Page and application data records:
※ ※ ※

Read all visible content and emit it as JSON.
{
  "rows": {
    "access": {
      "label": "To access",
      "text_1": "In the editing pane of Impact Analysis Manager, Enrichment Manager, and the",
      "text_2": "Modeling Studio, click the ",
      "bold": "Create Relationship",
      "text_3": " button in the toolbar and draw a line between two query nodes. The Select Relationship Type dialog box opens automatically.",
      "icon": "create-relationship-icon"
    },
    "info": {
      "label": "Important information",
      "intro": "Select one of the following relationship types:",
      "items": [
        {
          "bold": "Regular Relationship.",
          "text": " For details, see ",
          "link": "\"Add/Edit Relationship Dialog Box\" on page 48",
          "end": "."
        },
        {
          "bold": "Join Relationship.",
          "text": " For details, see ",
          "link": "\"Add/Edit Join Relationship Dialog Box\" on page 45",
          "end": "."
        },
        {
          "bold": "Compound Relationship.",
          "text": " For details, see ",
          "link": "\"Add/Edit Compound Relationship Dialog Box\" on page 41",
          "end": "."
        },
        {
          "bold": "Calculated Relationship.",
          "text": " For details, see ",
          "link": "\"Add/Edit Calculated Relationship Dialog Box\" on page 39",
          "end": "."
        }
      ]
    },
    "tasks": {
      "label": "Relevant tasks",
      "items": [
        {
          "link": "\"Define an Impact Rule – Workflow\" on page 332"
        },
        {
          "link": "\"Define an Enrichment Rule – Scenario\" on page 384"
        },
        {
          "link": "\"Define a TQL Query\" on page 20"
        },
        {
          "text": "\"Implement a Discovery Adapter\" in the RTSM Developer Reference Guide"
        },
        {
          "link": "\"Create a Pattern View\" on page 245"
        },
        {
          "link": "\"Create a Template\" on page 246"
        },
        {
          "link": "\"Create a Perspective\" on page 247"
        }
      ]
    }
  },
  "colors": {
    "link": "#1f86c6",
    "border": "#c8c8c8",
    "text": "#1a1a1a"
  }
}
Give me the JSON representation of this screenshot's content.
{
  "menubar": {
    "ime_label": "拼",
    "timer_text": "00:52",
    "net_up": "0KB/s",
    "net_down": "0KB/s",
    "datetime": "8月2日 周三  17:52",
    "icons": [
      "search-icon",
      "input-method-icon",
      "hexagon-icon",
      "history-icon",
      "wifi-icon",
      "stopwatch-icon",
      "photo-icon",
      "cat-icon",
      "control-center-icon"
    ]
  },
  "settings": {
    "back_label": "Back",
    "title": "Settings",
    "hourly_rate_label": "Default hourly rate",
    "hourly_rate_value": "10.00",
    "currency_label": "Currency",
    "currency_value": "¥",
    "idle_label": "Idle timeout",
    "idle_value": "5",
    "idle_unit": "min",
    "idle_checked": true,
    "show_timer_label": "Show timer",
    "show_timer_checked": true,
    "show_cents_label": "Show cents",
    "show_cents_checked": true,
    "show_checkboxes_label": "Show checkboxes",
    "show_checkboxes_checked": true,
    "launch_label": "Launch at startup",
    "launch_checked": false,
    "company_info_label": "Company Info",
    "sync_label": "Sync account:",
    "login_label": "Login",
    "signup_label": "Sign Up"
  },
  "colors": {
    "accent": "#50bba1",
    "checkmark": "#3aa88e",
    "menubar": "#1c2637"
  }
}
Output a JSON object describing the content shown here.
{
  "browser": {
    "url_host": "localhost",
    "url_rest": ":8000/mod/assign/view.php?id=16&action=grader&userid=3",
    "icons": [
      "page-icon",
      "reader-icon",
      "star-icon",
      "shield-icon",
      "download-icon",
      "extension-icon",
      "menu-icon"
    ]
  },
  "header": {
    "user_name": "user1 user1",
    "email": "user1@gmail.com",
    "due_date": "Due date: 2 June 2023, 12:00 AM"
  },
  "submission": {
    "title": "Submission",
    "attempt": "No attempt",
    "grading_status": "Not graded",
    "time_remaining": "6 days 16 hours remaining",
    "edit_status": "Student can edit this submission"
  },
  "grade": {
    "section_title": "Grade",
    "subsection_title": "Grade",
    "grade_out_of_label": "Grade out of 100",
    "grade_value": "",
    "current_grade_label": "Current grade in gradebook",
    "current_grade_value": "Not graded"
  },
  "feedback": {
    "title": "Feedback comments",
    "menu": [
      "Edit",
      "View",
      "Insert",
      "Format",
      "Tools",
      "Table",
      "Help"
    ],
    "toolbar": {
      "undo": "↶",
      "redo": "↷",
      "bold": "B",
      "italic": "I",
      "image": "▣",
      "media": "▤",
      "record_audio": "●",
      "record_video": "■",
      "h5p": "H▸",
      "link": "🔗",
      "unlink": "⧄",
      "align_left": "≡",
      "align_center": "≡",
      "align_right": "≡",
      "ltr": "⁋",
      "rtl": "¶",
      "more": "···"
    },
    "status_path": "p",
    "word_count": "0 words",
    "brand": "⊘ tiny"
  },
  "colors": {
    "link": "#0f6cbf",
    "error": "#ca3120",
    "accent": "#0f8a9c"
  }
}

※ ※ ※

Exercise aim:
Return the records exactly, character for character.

Exercise output:
Read all visible content and emit it as JSON.
{
  "rows": {
    "access": {
      "label": "To access",
      "text_1": "In the editing pane of Impact Analysis Manager, Enrichment Manager, and the",
      "text_2": "Modeling Studio, click the ",
      "bold": "Create Relationship",
      "text_3": " button in the toolbar and draw a line between two query nodes. The Select Relationship Type dialog box opens automatically.",
      "icon": "create-relationship-icon"
    },
    "info": {
      "label": "Important information",
      "intro": "Select one of the following relationship types:",
      "items": [
        {
          "bold": "Regular Relationship.",
          "text": " For details, see ",
          "link": "\"Add/Edit Relationship Dialog Box\" on page 48",
          "end": "."
        },
        {
          "bold": "Join Relationship.",
          "text": " For details, see ",
          "link": "\"Add/Edit Join Relationship Dialog Box\" on page 45",
          "end": "."
        },
        {
          "bold": "Compound Relationship.",
          "text": " For details, see ",
          "link": "\"Add/Edit Compound Relationship Dialog Box\" on page 41",
          "end": "."
        },
        {
          "bold": "Calculated Relationship.",
          "text": " For details, see ",
          "link": "\"Add/Edit Calculated Relationship Dialog Box\" on page 39",
          "end": "."
        }
      ]
    },
    "tasks": {
      "label": "Relevant tasks",
      "items": [
        {
          "link": "\"Define an Impact Rule – Workflow\" on page 332"
        },
        {
          "link": "\"Define an Enrichment Rule – Scenario\" on page 384"
        },
        {
          "link": "\"Define a TQL Query\" on page 20"
        },
        {
          "text": "\"Implement a Discovery Adapter\" in the RTSM Developer Reference Guide"
        },
        {
          "link": "\"Create a Pattern View\" on page 245"
        },
        {
          "link": "\"Create a Template\" on page 246"
        },
        {
          "link": "\"Create a Perspective\" on page 247"
        }
      ]
    }
  },
  "colors": {
    "link": "#1f86c6",
    "border": "#c8c8c8",
    "text": "#1a1a1a"
  }
}
Give me the JSON representation of this screenshot's content.
{
  "menubar": {
    "ime_label": "拼",
    "timer_text": "00:52",
    "net_up": "0KB/s",
    "net_down": "0KB/s",
    "datetime": "8月2日 周三  17:52",
    "icons": [
      "search-icon",
      "input-method-icon",
      "hexagon-icon",
      "history-icon",
      "wifi-icon",
      "stopwatch-icon",
      "photo-icon",
      "cat-icon",
      "control-center-icon"
    ]
  },
  "settings": {
    "back_label": "Back",
    "title": "Settings",
    "hourly_rate_label": "Default hourly rate",
    "hourly_rate_value": "10.00",
    "currency_label": "Currency",
    "currency_value": "¥",
    "idle_label": "Idle timeout",
    "idle_value": "5",
    "idle_unit": "min",
    "idle_checked": true,
    "show_timer_label": "Show timer",
    "show_timer_checked": true,
    "show_cents_label": "Show cents",
    "show_cents_checked": true,
    "show_checkboxes_label": "Show checkboxes",
    "show_checkboxes_checked": true,
    "launch_label": "Launch at startup",
    "launch_checked": false,
    "company_info_label": "Company Info",
    "sync_label": "Sync account:",
    "login_label": "Login",
    "signup_label": "Sign Up"
  },
  "colors": {
    "accent": "#50bba1",
    "checkmark": "#3aa88e",
    "menubar": "#1c2637"
  }
}
Output a JSON object describing the content shown here.
{
  "browser": {
    "url_host": "localhost",
    "url_rest": ":8000/mod/assign/view.php?id=16&action=grader&userid=3",
    "icons": [
      "page-icon",
      "reader-icon",
      "star-icon",
      "shield-icon",
      "download-icon",
      "extension-icon",
      "menu-icon"
    ]
  },
  "header": {
    "user_name": "user1 user1",
    "email": "user1@gmail.com",
    "due_date": "Due date: 2 June 2023, 12:00 AM"
  },
  "submission": {
    "title": "Submission",
    "attempt": "No attempt",
    "grading_status": "Not graded",
    "time_remaining": "6 days 16 hours remaining",
    "edit_status": "Student can edit this submission"
  },
  "grade": {
    "section_title": "Grade",
    "subsection_title": "Grade",
    "grade_out_of_label": "Grade out of 100",
    "grade_value": "",
    "current_grade_label": "Current grade in gradebook",
    "current_grade_value": "Not graded"
  },
  "feedback": {
    "title": "Feedback comments",
    "menu": [
      "Edit",
      "View",
      "Insert",
      "Format",
      "Tools",
      "Table",
      "Help"
    ],
    "toolbar": {
      "undo": "↶",
      "redo": "↷",
      "bold": "B",
      "italic": "I",
      "image": "▣",
      "media": "▤",
      "record_audio": "●",
      "record_video": "■",
      "h5p": "H▸",
      "link": "🔗",
      "unlink": "⧄",
      "align_left": "≡",
      "align_center": "≡",
      "align_right": "≡",
      "ltr": "⁋",
      "rtl": "¶",
      "more": "···"
    },
    "status_path": "p",
    "word_count": "0 words",
    "brand": "⊘ tiny"
  },
  "colors": {
    "link": "#0f6cbf",
    "error": "#ca3120",
    "accent": "#0f8a9c"
  }
}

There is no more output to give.